Exercises that include light stretching and strengthening can help reduce pain and improve mobility. However, exercising should be reserved for the later stages of the recovery process, and you should take it slow, or you could do more harm than good.
Gentle massaging can help increase blood flow, relieve muscle tension, and reduce pain. Listen to your body and proceed according to your pain levels.
Rest and Sleep
It sounds boring, but sleep is the king of recovery. Without high-quality sleep for an adequate time, you won’t be able to function at your best in the long run.
Sleep and proper nutrition are the essentials of human health, and you shouldn’t disregard them when it comes to injury recovery.
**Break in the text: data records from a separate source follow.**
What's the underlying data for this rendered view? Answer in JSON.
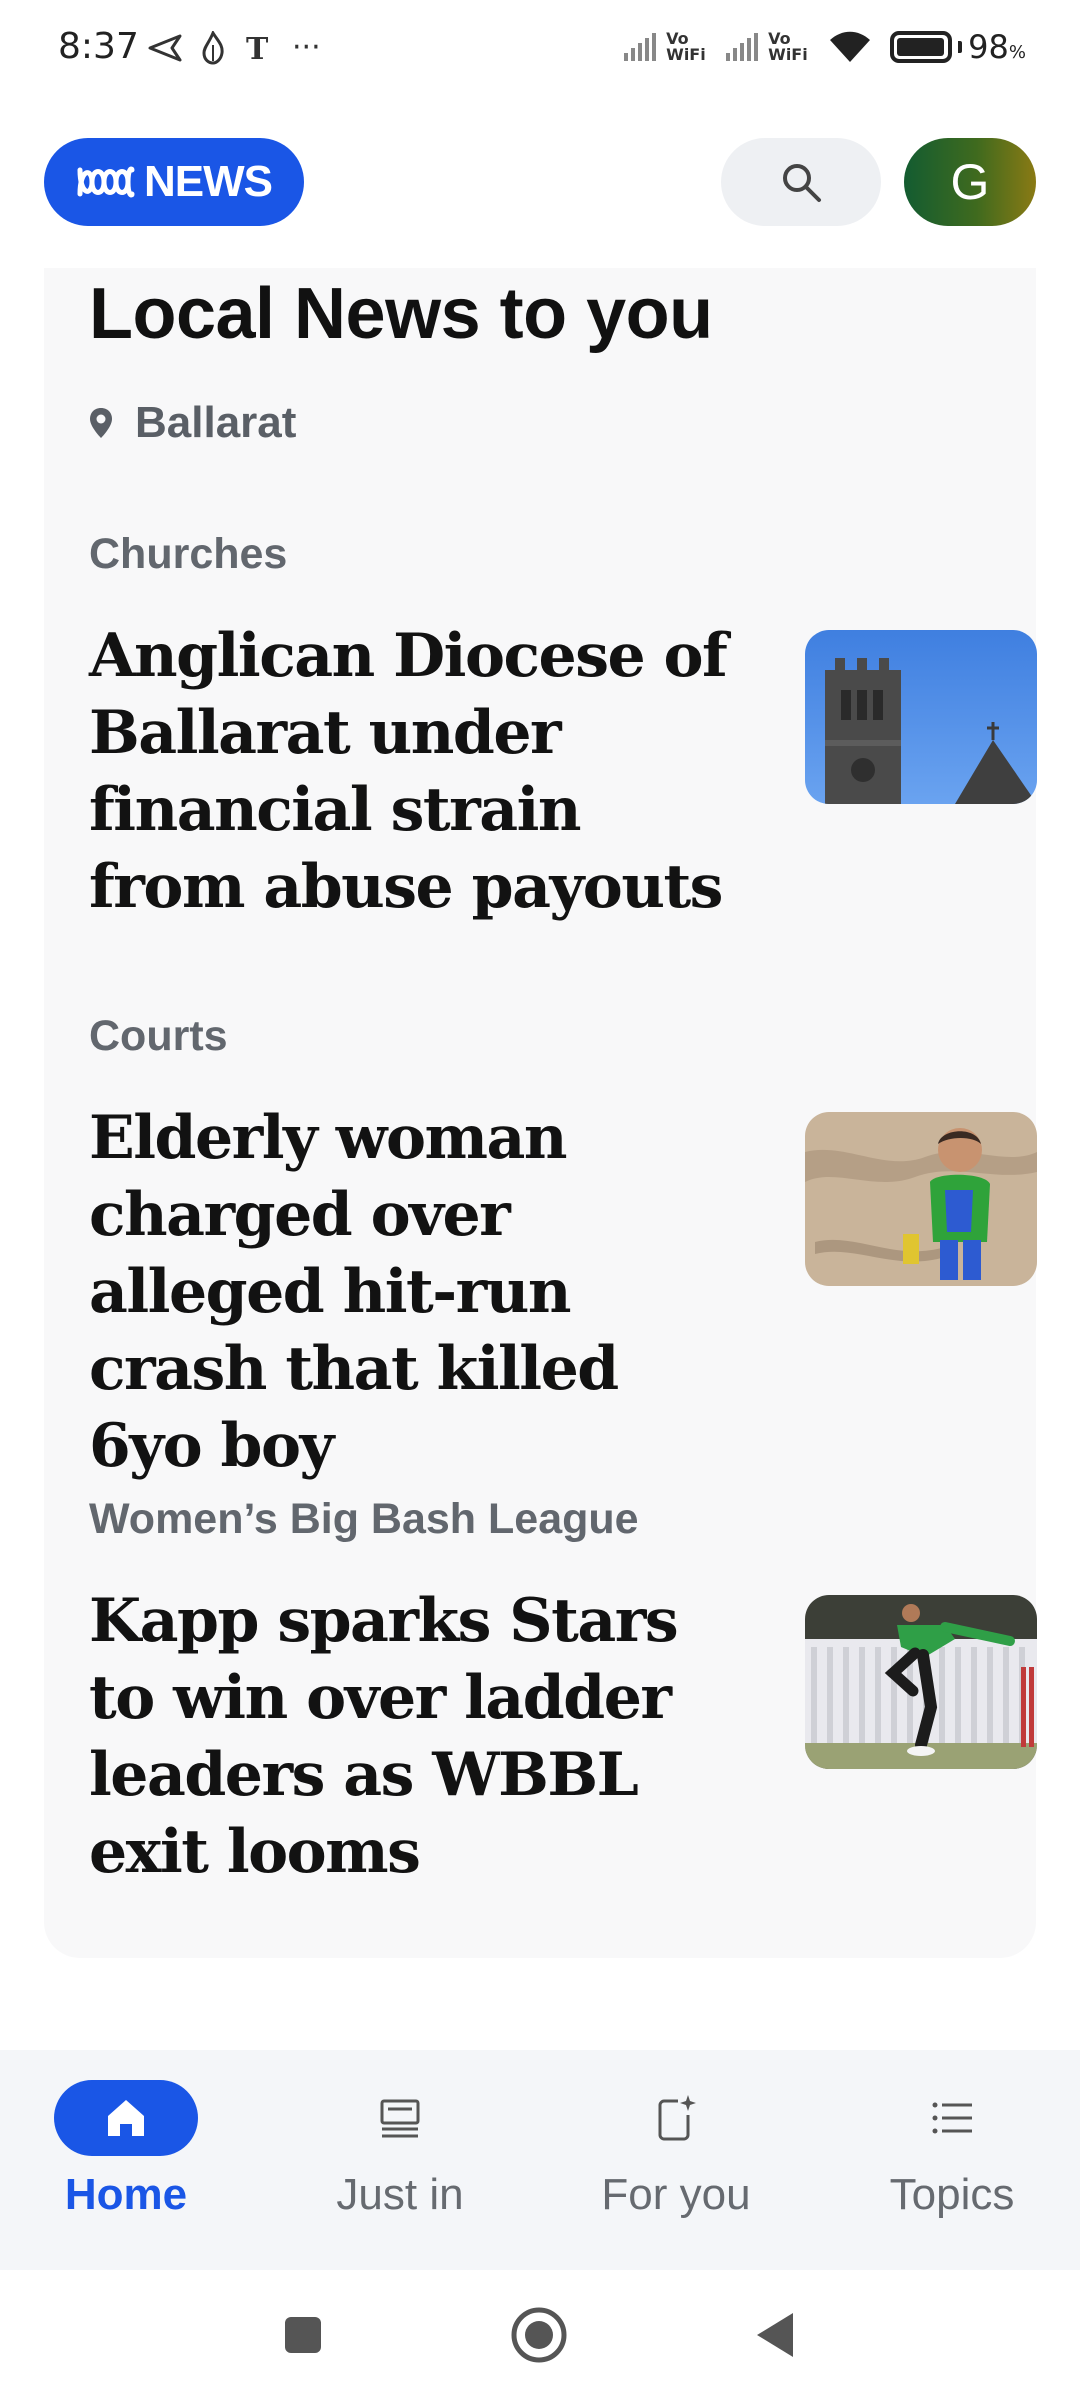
{
  "status_bar": {
    "time": "8:37",
    "left_icons": [
      "navigation-arrow-icon",
      "flame-app-icon",
      "nyt-app-icon",
      "more-dots-icon"
    ],
    "more": "···",
    "vowifi_1": "Vo WiFi",
    "vowifi_2": "Vo WiFi",
    "battery_percent": "98",
    "battery_unit": "%",
    "battery_level": 0.98
  },
  "header": {
    "logo_text": "NEWS",
    "avatar_letter": "G"
  },
  "colors": {
    "brand": "#1a56e6",
    "card_bg": "#f8f8f9",
    "topic_text": "#62676e",
    "nav_bg": "#f4f6f9"
  },
  "local_news": {
    "title": "Local News to you",
    "location": "Ballarat",
    "stories": [
      {
        "topic": "Churches",
        "headline": "Anglican Diocese of Ballarat under financial strain from abuse payouts",
        "thumb": "church-spire-photo"
      },
      {
        "topic": "Courts",
        "headline": "Elderly woman charged over alleged hit-run crash that killed 6yo boy",
        "thumb": "boy-on-beach-photo"
      },
      {
        "topic": "Women’s Big Bash League",
        "headline": "Kapp sparks Stars to win over ladder leaders as WBBL exit looms",
        "thumb": "cricket-bowler-photo"
      }
    ]
  },
  "bottom_nav": {
    "items": [
      {
        "label": "Home",
        "icon": "home-icon",
        "active": true
      },
      {
        "label": "Just in",
        "icon": "just-in-icon",
        "active": false
      },
      {
        "label": "For you",
        "icon": "for-you-icon",
        "active": false
      },
      {
        "label": "Topics",
        "icon": "topics-list-icon",
        "active": false
      }
    ]
  },
  "system_nav": [
    "recents-square-icon",
    "home-circle-icon",
    "back-triangle-icon"
  ]
}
Can I Compete in BJJ with a Rib Injury?
Competing in BJJ with a rib injury is a bad idea, as it can worsen your condition and prolong your recovery.
Unless you are a professional athlete or you are striving to become one in the near future, you should take the risk but wait for the next opportunity. Rib injuries can easily be exacerbated by the high-intensity and physical demands of competition.
Keep in mind, there are plenty of Jiu Jitsu competitions every year. If you don’t compete in the next one, you can compete in the one after that.
Floating Rib Injury BJJ
A floating rib injury in BJJ occurs when one of the lower ribs, known as a floating rib, is bruised/contused, dislocated, or fractured. These ribs are called floating ribs since they are only connected to the spine on the back, which makes them less stable and more susceptible to injuries.
As with most other rib injuries, the symptoms include intense pain, swelling, and difficulty breathing. If you suspect you have a floating rib injury, consult a medical professional immediately.
In summary, rib injuries are among the most common injuries in BJJ, but they don’t need intervention most of the time.
As with all injuries, your best bet is to take precautions to prevent rib injuries in the first place. With adequate recovery methods, as the ones explained above, you can heal and get back to training strong and safe.
Nevertheless, always listen to your body and seek medical attention if you experience severe or persistent pain or you didn’t get a proper diagnosis.